As regular readers of this column might recall, at school I hated Shakespeare. I thought it was “a load of old shit” – an interpretation of his work that was concise, if a little reductive. So after recently performing a one-eighty on my Shakespeare stance, imagine my delight when two Macbeths came along at once, like well-subsidised buses.
At the National Theatre, Rory Kinnear and Anne-Marie Duff are having a crack at Mr and Mrs M, while in Stratford-upon-Avon, the Royal Shakespeare Company has Christopher Eccleston and Niamh Cusack doing their best to portray literature’s least-relaxed couple. Both productions are based on the same text but could not be more different. One is set in a dystopian future with tribal gangs competing for supremacy under a leader dominated by his powerful wife. The other depicts a vaguely polite present-day political struggle, with a charismatic protagonist whose minutes are numbered after his twitchy spouse nudges him towards his first kill.
Thinking about how the two companies interpreted the same source material so differently got me wondering about subjectivity from a teaching perspective. We teach. We interpret. We tell stories about a syllabus.
Here are some questions. (Spoiler: the answers are “yes”.) Regardless of the subject specialism, do we teach based on our own interpretation of the source material? Do we unconsciously shape the syllabus according to our own beliefs of what is and isn’t important? Do those who prescribed the syllabus do that, too? Hang on … is everybody on every rung of the educational ladder doing what they’re told according to the opinion of someone else higher up?
Ummm. Yes. Yes we are. But what if we don’t all agree on the validity or value of the knowledge?
The importance of interpretation
History is perhaps the most obvious example. We know that it was written by those with the biggest/richest/whitest/male-ist gobs.
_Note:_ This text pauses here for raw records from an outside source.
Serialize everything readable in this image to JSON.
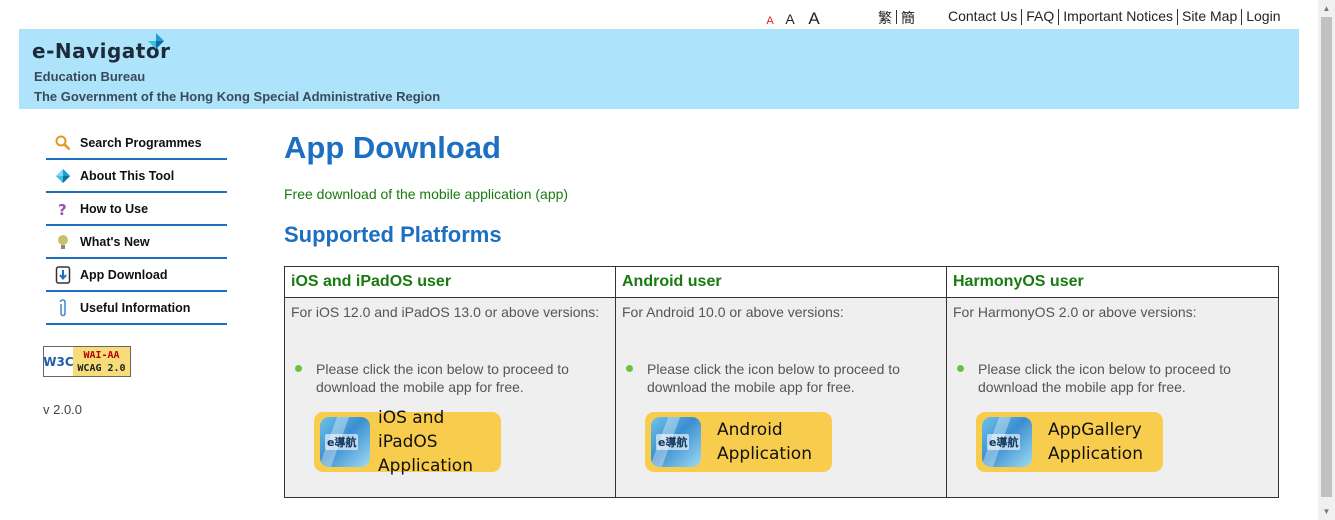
{
  "top": {
    "font_sizes": [
      "A",
      "A",
      "A"
    ],
    "languages": [
      "繁",
      "簡"
    ],
    "links": [
      "Contact Us",
      "FAQ",
      "Important Notices",
      "Site Map",
      "Login"
    ]
  },
  "header": {
    "logo": "e-Navigator",
    "dept": "Education Bureau",
    "government": "The Government of the Hong Kong Special Administrative Region"
  },
  "sidebar": {
    "items": [
      {
        "label": "Search Programmes",
        "icon": "search-icon"
      },
      {
        "label": "About This Tool",
        "icon": "logo-icon"
      },
      {
        "label": "How to Use",
        "icon": "question-icon"
      },
      {
        "label": "What's New",
        "icon": "lightbulb-icon"
      },
      {
        "label": "App Download",
        "icon": "download-icon"
      },
      {
        "label": "Useful Information",
        "icon": "paperclip-icon"
      }
    ],
    "badge_w3c": "W3C",
    "badge_line1": "WAI-AA",
    "badge_line2": "WCAG 2.0",
    "version": "v 2.0.0"
  },
  "main": {
    "title": "App Download",
    "intro": "Free download of the mobile application (app)",
    "subtitle": "Supported Platforms",
    "platforms": [
      {
        "header": "iOS and iPadOS user",
        "requirement": "For iOS 12.0 and iPadOS 13.0 or above versions:",
        "instruction": "Please click the icon below to proceed to download the mobile app for free.",
        "button_line1": "iOS and iPadOS",
        "button_line2": "Application",
        "icon_text": "e導航"
      },
      {
        "header": "Android user",
        "requirement": "For Android 10.0 or above versions:",
        "instruction": "Please click the icon below to proceed to download the mobile app for free.",
        "button_line1": "Android",
        "button_line2": "Application",
        "icon_text": "e導航"
      },
      {
        "header": "HarmonyOS user",
        "requirement": "For HarmonyOS 2.0 or above versions:",
        "instruction": "Please click the icon below to proceed to download the mobile app for free.",
        "button_line1": "AppGallery",
        "button_line2": "Application",
        "icon_text": "e導航"
      }
    ]
  },
  "colors": {
    "banner": "#aee4fb",
    "title_blue": "#1d6fc1",
    "green_text": "#177b0f",
    "button_yellow": "#f8cd4d",
    "nav_border": "#1e6fc2"
  }
}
So while there are probably some facts involved – times, places and such like – the rest of the story is just the opinion of those who won.
I’ve been guilty of over-teaching elements of the functional skills English curriculum that I think will have more long-term value for my learners. (Being able to confidently discuss a topic without coming to blows or remaining resolutely mute, for example.) I’ve also openly dissed bits of it that I think are ridiculously outdated but are likely to crop up in the exam. (Who writes “an informal letter” nowadays?)
Now more than ever, in a world where confidence in what might once have been taken as fact is continually being challenged, we need to ensure our students are awake to the idea of interpretation. In teaching, we’re telling them a story about a syllabus and there are other possibilities, too, but ultimately the source text is key. Without that, there can’t be any interpretation. We’re entitled to our own opinions, but we’re not entitled to our own syllabus.
Sarah Simons works in colleges and adult community education in the East Midlands, and is the director of UKFEchat. She tweets @MrsSarahSimons